The public health issues affecting Nigerian women are diverse and complex. They range from preventable illnesses to life-threatening diseases and conditions.
In this article, we’ll explore some of the most pressing public health problems facing women in Nigeria.
Public Health Problems in Nigeria Facing Women
The following are some of the major public health problems that are currently facing Nigerian women:
1. Maternal Mortality
Nigeria has alarmingly high maternal mortality rates, with limited access to proper maternal healthcare being a significant factor.
2. Reproductive Health
Poor reproductive health is a major concern for women in Nigeria, with high rates of unintended pregnancy, unsafe abortion, and maternal morbidity and mortality.
HIV/AIDS is a major public health issue in Nigeria, with women and girls being particularly vulnerable. The prevalence of HIV among women in Nigeria is higher than among men, due in part to gender-based violence, cultural beliefs and practices, and a lack of access to information and services.
4. Domestic and Sexual Violence
Domestic and sexual violence is a widespread problem in Nigeria, affecting women from all walks of life and putting them at risk.
Malnutrition is a major public health problem in Nigeria, particularly among women and children. This is due to poverty, food insecurity, lack of access to safe water and adequate sanitation facilities, and cultural beliefs and practices that put women and children at risk. Poor nutrition can lead to stunted growth and development, anemia, and an increased risk of chronic illnesses such as diabetes and cardiovascular disease.
6. Cervical Cancer
Cervical cancer is a leading cause of death among women in Nigeria, with most cases being diagnosed in the late stages of the disease. This is due to a lack of access to early detection and treatment services, as well as a lack of awareness about the disease.

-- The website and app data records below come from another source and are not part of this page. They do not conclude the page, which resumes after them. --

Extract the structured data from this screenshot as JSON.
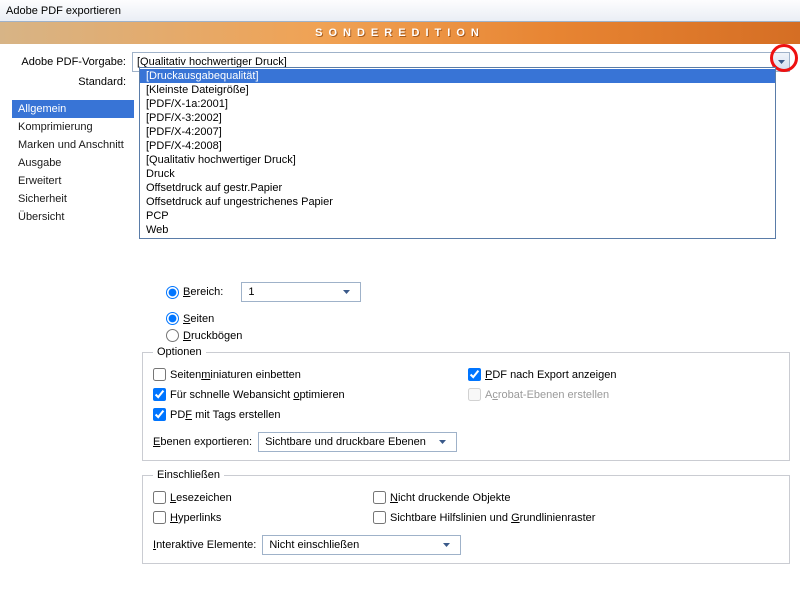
{
  "window": {
    "title": "Adobe PDF exportieren",
    "banner": "SONDEREDITION"
  },
  "topcombo": {
    "label": "Adobe PDF-Vorgabe:",
    "value": "[Qualitativ hochwertiger Druck]"
  },
  "standard": {
    "label": "Standard:"
  },
  "sidebar": {
    "items": [
      "Allgemein",
      "Komprimierung",
      "Marken und Anschnitt",
      "Ausgabe",
      "Erweitert",
      "Sicherheit",
      "Übersicht"
    ],
    "selected": 0
  },
  "dropdown": {
    "items": [
      "[Druckausgabequalität]",
      "[Kleinste Dateigröße]",
      "[PDF/X-1a:2001]",
      "[PDF/X-3:2002]",
      "[PDF/X-4:2007]",
      "[PDF/X-4:2008]",
      "[Qualitativ hochwertiger Druck]",
      "Druck",
      "Offsetdruck auf gestr.Papier",
      "Offsetdruck auf ungestrichenes Papier",
      "PCP",
      "Web"
    ],
    "highlighted": 0
  },
  "pages": {
    "mode_bereich": "Bereich:",
    "bereich_value": "1",
    "mode_seiten": "Seiten",
    "mode_druckbogen": "Druckbögen"
  },
  "options": {
    "legend": "Optionen",
    "miniaturen": "Seitenminiaturen einbetten",
    "webansicht": "Für schnelle Webansicht optimieren",
    "tags": "PDF mit Tags erstellen",
    "pdfnachexport": "PDF nach Export anzeigen",
    "acrobat": "Acrobat-Ebenen erstellen",
    "ebenen_label": "Ebenen exportieren:",
    "ebenen_value": "Sichtbare und druckbare Ebenen"
  },
  "include": {
    "legend": "Einschließen",
    "lesezeichen": "Lesezeichen",
    "hyperlinks": "Hyperlinks",
    "nichtdruck": "Nicht druckende Objekte",
    "hilfslinien": "Sichtbare Hilfslinien und Grundlinienraster",
    "inter_label": "Interaktive Elemente:",
    "inter_value": "Nicht einschließen"
  }
}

Ways to Address These Public Health Problems
To address these public health problems, there is a need for a comprehensive and integrated approach that addresses the root causes and underlying factors. Some solutions include:
1. Improving maternal health services
This includes increasing access to quality maternal health care, improving the skills of birth attendants, and increasing the availability of emergency obstetric care.
2. Promoting reproductive health
This can be achieved by increasing access to family planning services, providing comprehensive sexuality education, and addressing cultural attitudes towards women’s sexuality.
3. Addressing malnutrition
This can be done by promoting healthy diets and improving access to adequate nutrition, especially for pregnant women and children.
4. Improving water and sanitation
This can be achieved through the construction of safe and clean water sources, the implementation of effective waste management systems, and the promotion of good hygiene practices.
In conclusion, addressing the public health problems facing Nigerian women requires a multi-disciplinary and collaborative approach that involves the government, NGOs, communities, and women themselves.
By working together to tackle these issues, we can improve the health and well-being of women in Nigeria and help ensure a brighter future for generations to come.